Originally, wayfinding referred to ocean navigation without compass, sextant, or satellites. The Polynesians used the sun and stars, the ocean swells and the color of the water, the presence of birds and animals, and the weather to travel clear across the Pacific Ocean from one island chain to another. They even built maps of sticks and shells to pass on this information to others.

In 1960, urban designer Kevin Lynch used the term to refer to environmental legibility, "the elements of the built environment that allow us to navigate successfully through complex spaces like cities and towns." From there, wayfinding became the art of helping people move through their environment, especially cities.
Wayfinding means knowing where you are, knowing your destination, following the best route, recognizing your destination, and finding your way back.  When people cannot do these things, outside or inside, we say they are disoriented. 
Signs and maps are part of this, but good wayfinding cues go far beyond that.
Sidewalks tell pedestrians where they’re welcome. Public art draws people down a boulevard. Street lighting indicates where it’s safe to bike at night. Street banners tie together an entire community – and inform passing cars when they’ve left it. Many of these little nudges speak to us on an almost subconscious level.
Subway maps make it clear how to get from one stop to another. Mountains, lakes, and rivers make it easy to orient in a place, an effect that can be (partly) replicated with plazas, unusual buildings, and large public art. Chinese dragons on lamp posts tell you that you are in Chinatown.

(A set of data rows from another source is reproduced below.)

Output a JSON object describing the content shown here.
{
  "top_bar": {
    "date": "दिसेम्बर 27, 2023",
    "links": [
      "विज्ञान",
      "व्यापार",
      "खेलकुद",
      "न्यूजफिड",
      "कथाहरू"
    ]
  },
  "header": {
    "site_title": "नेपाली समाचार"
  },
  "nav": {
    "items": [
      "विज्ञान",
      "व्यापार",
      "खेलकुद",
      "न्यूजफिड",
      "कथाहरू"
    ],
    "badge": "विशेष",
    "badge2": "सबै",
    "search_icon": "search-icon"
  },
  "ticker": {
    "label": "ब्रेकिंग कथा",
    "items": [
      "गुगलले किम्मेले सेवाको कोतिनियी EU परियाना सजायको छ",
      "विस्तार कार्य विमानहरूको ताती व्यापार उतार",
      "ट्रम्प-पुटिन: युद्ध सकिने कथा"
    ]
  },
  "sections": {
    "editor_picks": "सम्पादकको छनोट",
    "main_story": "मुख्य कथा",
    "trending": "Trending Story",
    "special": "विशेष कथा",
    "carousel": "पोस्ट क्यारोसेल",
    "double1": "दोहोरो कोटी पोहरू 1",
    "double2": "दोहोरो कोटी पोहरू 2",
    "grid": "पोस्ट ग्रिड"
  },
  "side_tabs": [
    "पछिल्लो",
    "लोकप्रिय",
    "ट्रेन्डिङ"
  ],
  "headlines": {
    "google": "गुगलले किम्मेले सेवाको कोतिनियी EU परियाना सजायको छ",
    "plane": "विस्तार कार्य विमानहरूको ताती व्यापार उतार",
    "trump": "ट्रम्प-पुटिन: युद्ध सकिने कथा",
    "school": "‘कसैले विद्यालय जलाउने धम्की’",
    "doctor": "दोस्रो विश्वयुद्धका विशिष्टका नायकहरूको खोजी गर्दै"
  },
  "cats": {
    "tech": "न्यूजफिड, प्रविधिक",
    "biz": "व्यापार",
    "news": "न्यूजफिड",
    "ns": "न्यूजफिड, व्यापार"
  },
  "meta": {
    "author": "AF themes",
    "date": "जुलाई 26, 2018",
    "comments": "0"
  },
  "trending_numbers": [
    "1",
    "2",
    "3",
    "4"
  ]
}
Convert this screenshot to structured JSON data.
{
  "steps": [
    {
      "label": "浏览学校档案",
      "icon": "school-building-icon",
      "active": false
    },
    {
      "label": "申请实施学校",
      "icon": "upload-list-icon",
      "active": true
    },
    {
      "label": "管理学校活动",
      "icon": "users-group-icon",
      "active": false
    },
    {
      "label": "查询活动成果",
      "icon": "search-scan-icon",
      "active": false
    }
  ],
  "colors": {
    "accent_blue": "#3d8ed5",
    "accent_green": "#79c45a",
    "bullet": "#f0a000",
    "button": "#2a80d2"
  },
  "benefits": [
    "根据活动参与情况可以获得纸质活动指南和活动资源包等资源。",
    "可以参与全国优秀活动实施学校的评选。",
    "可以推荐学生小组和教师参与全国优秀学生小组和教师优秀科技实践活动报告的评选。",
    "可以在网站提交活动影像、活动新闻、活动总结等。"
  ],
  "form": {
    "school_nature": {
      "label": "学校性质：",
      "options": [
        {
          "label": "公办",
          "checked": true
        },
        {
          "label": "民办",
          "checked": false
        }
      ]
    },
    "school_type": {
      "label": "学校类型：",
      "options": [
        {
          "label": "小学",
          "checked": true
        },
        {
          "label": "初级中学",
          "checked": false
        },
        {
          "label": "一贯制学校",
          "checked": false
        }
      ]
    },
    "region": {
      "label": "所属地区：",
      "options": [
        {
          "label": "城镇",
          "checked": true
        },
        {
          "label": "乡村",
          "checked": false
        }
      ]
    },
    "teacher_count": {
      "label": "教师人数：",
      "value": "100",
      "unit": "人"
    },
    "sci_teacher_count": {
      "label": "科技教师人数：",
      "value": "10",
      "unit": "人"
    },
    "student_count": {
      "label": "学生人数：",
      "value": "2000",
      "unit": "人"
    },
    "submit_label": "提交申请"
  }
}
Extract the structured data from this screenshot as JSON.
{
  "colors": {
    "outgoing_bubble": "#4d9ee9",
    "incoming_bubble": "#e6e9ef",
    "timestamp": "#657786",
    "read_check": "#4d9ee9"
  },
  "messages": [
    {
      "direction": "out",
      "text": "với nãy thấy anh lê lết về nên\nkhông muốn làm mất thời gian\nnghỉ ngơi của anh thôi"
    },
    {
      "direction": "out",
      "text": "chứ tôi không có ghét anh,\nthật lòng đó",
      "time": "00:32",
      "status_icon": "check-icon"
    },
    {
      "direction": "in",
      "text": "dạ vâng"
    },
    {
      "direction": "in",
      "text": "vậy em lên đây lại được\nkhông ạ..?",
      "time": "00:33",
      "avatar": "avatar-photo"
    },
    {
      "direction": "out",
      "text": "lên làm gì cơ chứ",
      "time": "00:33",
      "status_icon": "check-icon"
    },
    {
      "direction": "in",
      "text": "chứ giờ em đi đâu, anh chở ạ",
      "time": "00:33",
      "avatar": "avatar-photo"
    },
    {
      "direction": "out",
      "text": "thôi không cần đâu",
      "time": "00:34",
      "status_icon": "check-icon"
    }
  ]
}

There is a surprisingly detailed list of things to think about when you are setting up wayfinding cues.

By analogy, wayfinding in video games helps players know where they are in the virtual world. In website design, it helps visitors to a site know where they are in relationship to the entire site, something that is especially helpful if they come to the site from a search engine without any of the usual visual clues that would tell them how the site is laid out - much like using GPS to find a restaurant without paying any attention to where you are in the city.

Wayfinding is an old part of the human mind, early used gathering plants every year or moving goats to better pasture. As our cities have gotten larger and more complex, people have found ways to augment our ability to find our way. Wayfinding has even become important in the virtual world. It will be interesting to see what affect GPS has on our ability to comprehend and navigate our world.